“Customers are finding it more difficult to buy the quantities that they are used to, so the volumes have shrunken a bit but they buy more variety,” Soubhi Debs, the company’s president said.
Theyskens, for the selection of the winning PV Awards fabrics, set out to “make choices that were not so personal, but are more materials that I feel are bringing a vision. That it has modernity, something new like, ‘Hmm, that’s tomorrow.’”
The PV Fabrics Grand Jury Prize 2018 went to Marini Industrie. But Theyskens also flagged Spanish FC Creacio, which scooped two prizes in the leather section, including the main award.
“I’m very excited about them. They’re very creative but with a real sense of the perfection of the final product with this aspect of the eco-sensivity and modernity,” he said.
In the show’s leather section, Mark Oaten, chief executive officer of the International Fur Federation, said they’re “in the middle of a fight back” to promote fur’s natural qualities, in reaction to the highly polluting faux fur alternatives that have surfed the wave of the anti-fur movement.
Founded in 1949 and based in London, the trade body counts members in 52 countries.
“Obviously with Gucci, Versace and a couple of weeks ago Burberry announcing that they’re giving up fur, we feel it’s time for our voice to come out fighting on several fronts,” said Oaten.

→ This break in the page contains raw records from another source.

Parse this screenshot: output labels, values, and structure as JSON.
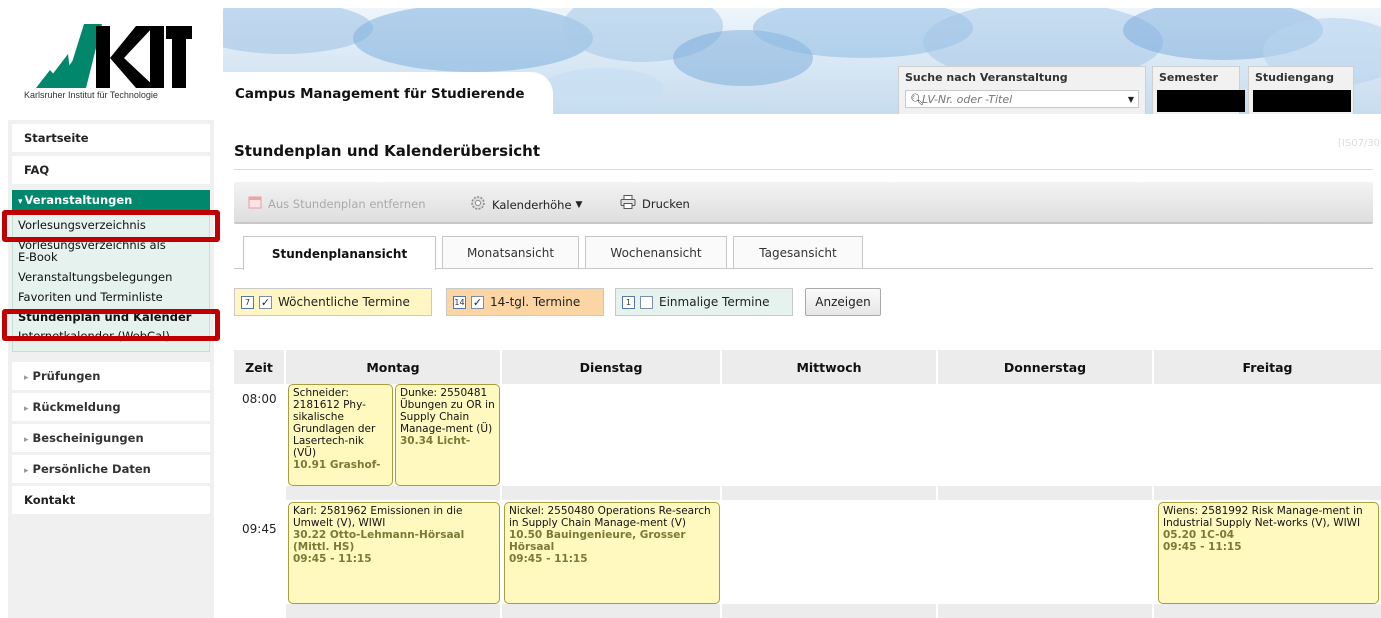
{
  "header": {
    "logo_caption": "Karlsruher Institut für Technologie",
    "site_title": "Campus Management für Studierende",
    "search": {
      "label": "Suche nach Veranstaltung",
      "placeholder": "LV-Nr. oder -Titel"
    },
    "semester_label": "Semester",
    "studiengang_label": "Studiengang"
  },
  "sidebar": {
    "items": [
      {
        "label": "Startseite"
      },
      {
        "label": "FAQ"
      },
      {
        "label": "Veranstaltungen"
      },
      {
        "label": "Prüfungen"
      },
      {
        "label": "Rückmeldung"
      },
      {
        "label": "Bescheinigungen"
      },
      {
        "label": "Persönliche Daten"
      },
      {
        "label": "Kontakt"
      }
    ],
    "sub_items": [
      {
        "label": "Vorlesungsverzeichnis"
      },
      {
        "label": "Vorlesungsverzeichnis als"
      },
      {
        "label": "E-Book"
      },
      {
        "label": "Veranstaltungsbelegungen"
      },
      {
        "label": "Favoriten und Terminliste"
      },
      {
        "label": "Stundenplan und Kalender"
      },
      {
        "label": "Internetkalender (WebCal)"
      }
    ]
  },
  "main": {
    "title": "Stundenplan und Kalenderübersicht",
    "page_code": "[IS07/300",
    "toolbar": {
      "remove": "Aus Stundenplan entfernen",
      "height": "Kalenderhöhe",
      "print": "Drucken"
    },
    "tabs": [
      {
        "label": "Stundenplanansicht"
      },
      {
        "label": "Monatsansicht"
      },
      {
        "label": "Wochenansicht"
      },
      {
        "label": "Tagesansicht"
      }
    ],
    "filters": {
      "weekly": {
        "icon_num": "7",
        "label": "Wöchentliche Termine",
        "checked": true
      },
      "biweekly": {
        "icon_num": "14",
        "label": "14-tgl. Termine",
        "checked": true
      },
      "single": {
        "icon_num": "1",
        "label": "Einmalige Termine",
        "checked": false
      },
      "show_button": "Anzeigen"
    },
    "schedule": {
      "headers": [
        "Zeit",
        "Montag",
        "Dienstag",
        "Mittwoch",
        "Donnerstag",
        "Freitag"
      ],
      "times": [
        "08:00",
        "09:45"
      ],
      "events": {
        "e1": {
          "title": "Schneider: 2181612 Phy-sikalische Grundlagen der Lasertech-nik (VÜ)",
          "room": "10.91 Grashof-"
        },
        "e2": {
          "title": "Dunke: 2550481 Übungen zu OR in Supply Chain Manage-ment (Ü)",
          "room": "30.34 Licht-"
        },
        "e3": {
          "title": "Karl: 2581962 Emissionen in die Umwelt (V), WIWI",
          "room": "30.22 Otto-Lehmann-Hörsaal (Mittl. HS)",
          "time": "09:45 - 11:15"
        },
        "e4": {
          "title": "Nickel: 2550480 Operations Re-search in Supply Chain Manage-ment (V)",
          "room": "10.50 Bauingenieure, Grosser Hörsaal",
          "time": "09:45 - 11:15"
        },
        "e5": {
          "title": "Wiens: 2581992 Risk Manage-ment in Industrial Supply Net-works (V), WIWI",
          "room": "05.20 1C-04",
          "time": "09:45 - 11:15"
        }
      }
    }
  },
  "colors": {
    "kit_green": "#00876c",
    "highlight_red": "#c00000",
    "event_yellow": "#fff9bf"
  }
}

A campaign has been sent out to 25,000 designers across the globe, in nine different languages, with a 2 million British pound spend on a campaign with Vogue, he said. “We are also working with social media, targeting the 18- to 25-year-old group. So far, we’re on 4 million Facebook purchases, with five different films talking about fake fur versus natural fur,” he said.
By 2020, he added, all fur sold by the world’s four fur auctions will be from certification programs.
Pacing the aisles, bag designer Jérôme Dreyfuss agreed that fake fur “is breaking the planet.
“I’m just looking for more and more eco-friendly product seeing as we are the second most polluting industry in the world. We really have to think of ways to change that. Not by doing fake leathers or fake furs that are based on oil,” he said.